    The Wall Street Journal put out a graph on taxable income distribution whose greatest attribute is that it sparked criticism. It did show a peak (on its bar graph) of taxable income around $100,000. Note that that figure is a good round number Obama and the Congre-Dems can use if they don’t want to use the fiftieth percentile when they someday go after “the rich.”

    http://www.brendan-nyhan.com/blog/2011/05/the-use-and-abuse-of-bar-graphs.html

    It’s probably not worth repeating that tax increases coupled with entitlement reform could and should include raising the FICA tax rates and raising or abolishing the FICA income cap. (Also subject all forms of compensation to FICA taxes.) That would be the best example of real tax reform other than simplifying individual and business income taxes. I just repeated it.

  • EEllis

    “but including the suspension of economically distorting tax benefits for the rich and highly profitable firms, particularly ethanol and oil, that were gorging themselves on public dollars.”

    How is a tax break equal to “gorging” on public dollars?

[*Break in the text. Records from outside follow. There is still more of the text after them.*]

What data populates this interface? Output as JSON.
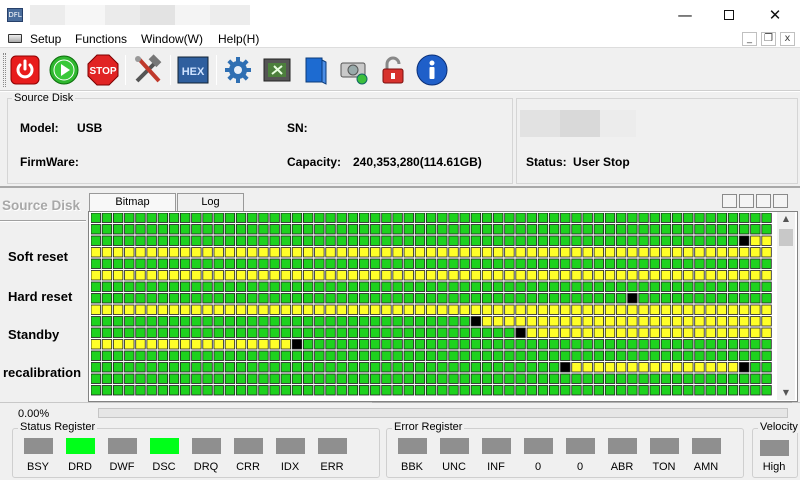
{
  "menu": {
    "items": [
      "Setup",
      "Functions",
      "Window(W)",
      "Help(H)"
    ]
  },
  "toolbar": {
    "icons": [
      "power-icon",
      "play-icon",
      "stop-icon",
      "tools-icon",
      "hex-icon",
      "gear-icon",
      "erase-icon",
      "book-icon",
      "disk-icon",
      "lock-icon",
      "info-icon"
    ],
    "stop_label": "STOP",
    "hex_label": "HEX"
  },
  "source_disk": {
    "legend": "Source Disk",
    "model_label": "Model:",
    "model": "USB",
    "sn_label": "SN:",
    "sn": "",
    "firmware_label": "FirmWare:",
    "firmware": "",
    "capacity_label": "Capacity:",
    "capacity": "240,353,280(114.61GB)",
    "status_label": "Status:",
    "status": "User Stop"
  },
  "side_panel": {
    "title": "Source Disk",
    "buttons": [
      "Soft reset",
      "Hard reset",
      "Standby",
      "recalibration"
    ]
  },
  "tabs": [
    "Bitmap",
    "Log"
  ],
  "bitmap": {
    "colors": {
      "good": "#1ed21e",
      "pending": "#ffff28",
      "bad": "#000000",
      "border": "#202020"
    },
    "rows": [
      "GGGGGGGGGGGGGGGGGGGGGGGGGGGGGGGGGGGGGGGGGGGGGGGGGGGGGGGGGGGGGGGGGGG",
      "GGGGGGGGGGGGGGGGGGGGGGGGGGGGGGGGGGGGGGGGGGGGGGGGGGGGGGGGGGGGGGGGGGG",
      "GGGGGGGGGGGGGGGGGGGGGGGGGGGGGGGGGGGGGGGGGGGGGGGGGGGGGGGGGGBYYYYYYYYYYYYYYYY",
      "YYYYYYYYYYYYYYYYYYYYYYYYYYYYYYYYYYYYYYYYYYYYYYYYYYYYYYYYYYYYYYYYYYYY",
      "GGGGGGGGGGGGGGGGGGGGGGGGGGGGGGGGGGGGGGGGGGGGGGGGGGGGGGGGGGGGGGGGGBYYYYYYYYY",
      "YYYYYYYYYYYYYYYYYYYYYYYYYYYYYYYYYYYYYYYYYYYYYYYYYYYYYYYYYYYYYYYYYYYYBGGGGGGGG",
      "GGGGGGGGGGGGGGGGGGGGGGGGGGGGGGGGGGGGGGGGGGGGGGGGGGGGGGGGGGGGGGGGGGGG",
      "GGGGGGGGGGGGGGGGGGGGGGGGGGGGGGGGGGGGGGGGGGGGGGGGBGGGGGGGGGGGGGGGGGGG",
      "YYYYYYYYYYYYYYYYYYYYYYYYYYYYYYYYYYYYYYYYYYYYYYYYYYYYYYYYYYYYYYYYYYYY",
      "GGGGGGGGGGGGGGGGGGGGGGGGGGGGGGGGGGBYYYYYYYYYYYYYYYYYYYYYYYYYYYYYYYYYYY",
      "GGGGGGGGGGGGGGGGGGGGGGGGGGGGGGGGGGGGGGBYYYYYYYYYYYYYYYYYYYYYYYYYYYYYYY",
      "YYYYYYYYYYYYYYYYYYBGGGGGGGGGGGGGGGGGGGGGGGGGGGGGGGGGGGGGGGGGGGGGGGGGG",
      "GGGGGGGGGGGGGGGGGGGGGGGGGGGGGGGGGGGGGGGGGGGGGGGGGGGGGGGGGGGGGGGGGGGGGG",
      "GGGGGGGGGGGGGGGGGGGGGGGGGGGGGGGGGGGGGGGGGGBYYYYYYYYYYYYYYYBGGGGGGGGGGGGGGGG",
      "GGGGGGGGGGGGGGGGGGGGGGGGGGGGGGGGGGGGGGGGGGGGGGGGGGGGGGGGGGGGGGGGGGGGG",
      "GGGGGGGGGGGGGGGGGGGGGGGGGGGGGGGGGGGGGGGGGGGGGGGGGGGGGGGGGGGGGGGGGGGGG"
    ]
  },
  "progress": {
    "label": "0.00%",
    "fraction": 0.0
  },
  "status_register": {
    "legend": "Status Register",
    "items": [
      {
        "label": "BSY",
        "on": false
      },
      {
        "label": "DRD",
        "on": true
      },
      {
        "label": "DWF",
        "on": false
      },
      {
        "label": "DSC",
        "on": true
      },
      {
        "label": "DRQ",
        "on": false
      },
      {
        "label": "CRR",
        "on": false
      },
      {
        "label": "IDX",
        "on": false
      },
      {
        "label": "ERR",
        "on": false
      }
    ]
  },
  "error_register": {
    "legend": "Error Register",
    "items": [
      {
        "label": "BBK",
        "on": false
      },
      {
        "label": "UNC",
        "on": false
      },
      {
        "label": "INF",
        "on": false
      },
      {
        "label": "0",
        "on": false
      },
      {
        "label": "0",
        "on": false
      },
      {
        "label": "ABR",
        "on": false
      },
      {
        "label": "TON",
        "on": false
      },
      {
        "label": "AMN",
        "on": false
      }
    ]
  },
  "velocity": {
    "legend": "Velocity",
    "value": "High"
  }
}
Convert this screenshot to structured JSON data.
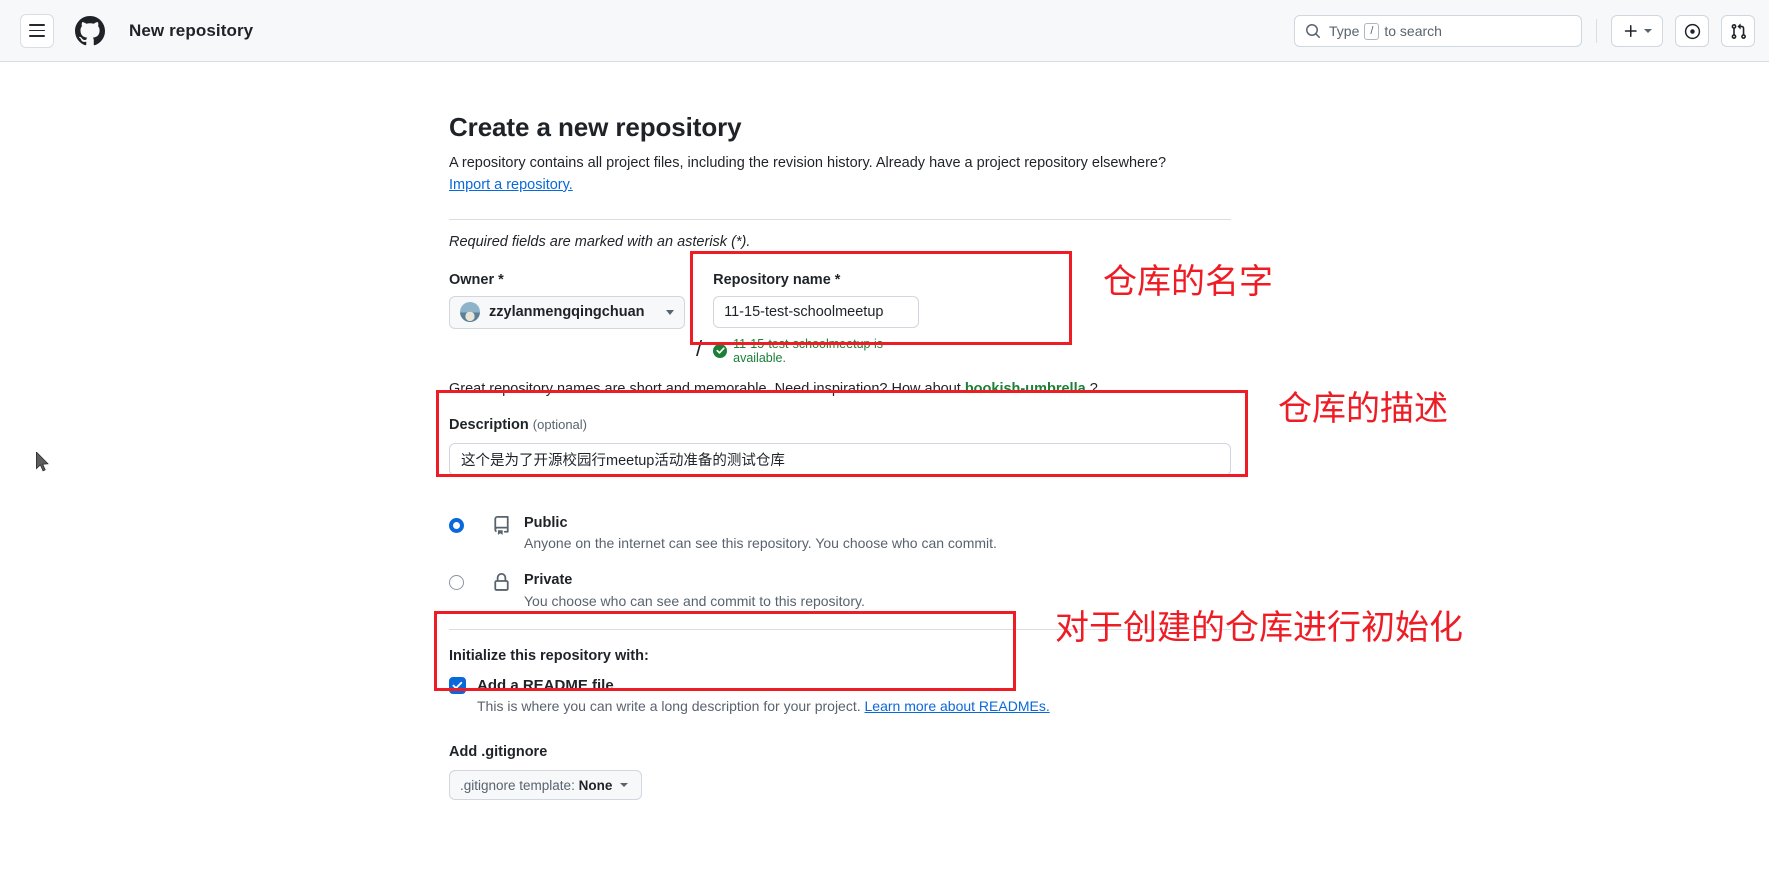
{
  "header": {
    "menu_icon": "hamburger-icon",
    "logo_icon": "github-logo-icon",
    "title": "New repository",
    "search": {
      "placeholder_prefix": "Type",
      "slash_key": "/",
      "placeholder_suffix": "to search",
      "icon": "search-icon"
    },
    "create_new_label": "+",
    "issues_icon": "issue-opened-icon",
    "pull_requests_icon": "git-pull-request-icon"
  },
  "form": {
    "title": "Create a new repository",
    "subtitle": "A repository contains all project files, including the revision history. Already have a project repository elsewhere?",
    "import_link": "Import a repository.",
    "required_note": "Required fields are marked with an asterisk (*).",
    "owner_label": "Owner *",
    "owner_value": "zzylanmengqingchuan",
    "separator": "/",
    "repo_name_label": "Repository name *",
    "repo_name_value": "11-15-test-schoolmeetup",
    "availability": "11-15-test-schoolmeetup is available.",
    "hint_prefix": "Great repository names are short and memorable. Need inspiration? How about",
    "hint_suggestion": "bookish-umbrella",
    "hint_suffix": "?",
    "description_label": "Description",
    "description_optional": "(optional)",
    "description_value": "这个是为了开源校园行meetup活动准备的测试仓库",
    "visibility": [
      {
        "id": "public",
        "icon": "repo-icon",
        "title": "Public",
        "desc": "Anyone on the internet can see this repository. You choose who can commit.",
        "selected": true
      },
      {
        "id": "private",
        "icon": "lock-icon",
        "title": "Private",
        "desc": "You choose who can see and commit to this repository.",
        "selected": false
      }
    ],
    "init_label": "Initialize this repository with:",
    "readme_label": "Add a README file",
    "readme_checked": true,
    "readme_desc": "This is where you can write a long description for your project.",
    "readme_link": "Learn more about READMEs.",
    "gitignore_label": "Add .gitignore",
    "gitignore_prefix": ".gitignore template:",
    "gitignore_value": "None"
  },
  "annotations": {
    "color": "#ee1c25",
    "repo_name": "仓库的名字",
    "description": "仓库的描述",
    "initialize": "对于创建的仓库进行初始化"
  }
}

I get wanting to tax someone more, not that I agree but I get the idea, but this statement just seems like a distortion of reality. Come on though we wanted increased domestic production so the feds gave tax breaks to increase that production, and mind you companies still had to fork over cash for the rights and just got a break on the back end. We still made money on that exploration and got the companies to do what we wanted. Now those companies are “gorging themselves on public dollars”? Talk like that is intellectually dishonest and just adds to the distorted conflict in Washington.

  • DLS

    It was asked:

    How is a tax break equal to “gorging” on public dollars?

    Oh, we’ve encountered the same before, from Obama idiot campaign nomenclature, aimed at suckers proving Barnum correct:

    “Spending in the tax code”

    It’s the same greedy-government mentality that considers any kind of reduction in growth of expenditures as a “cut.” The craving for or obsession with and for taxes results in Orwellianisms.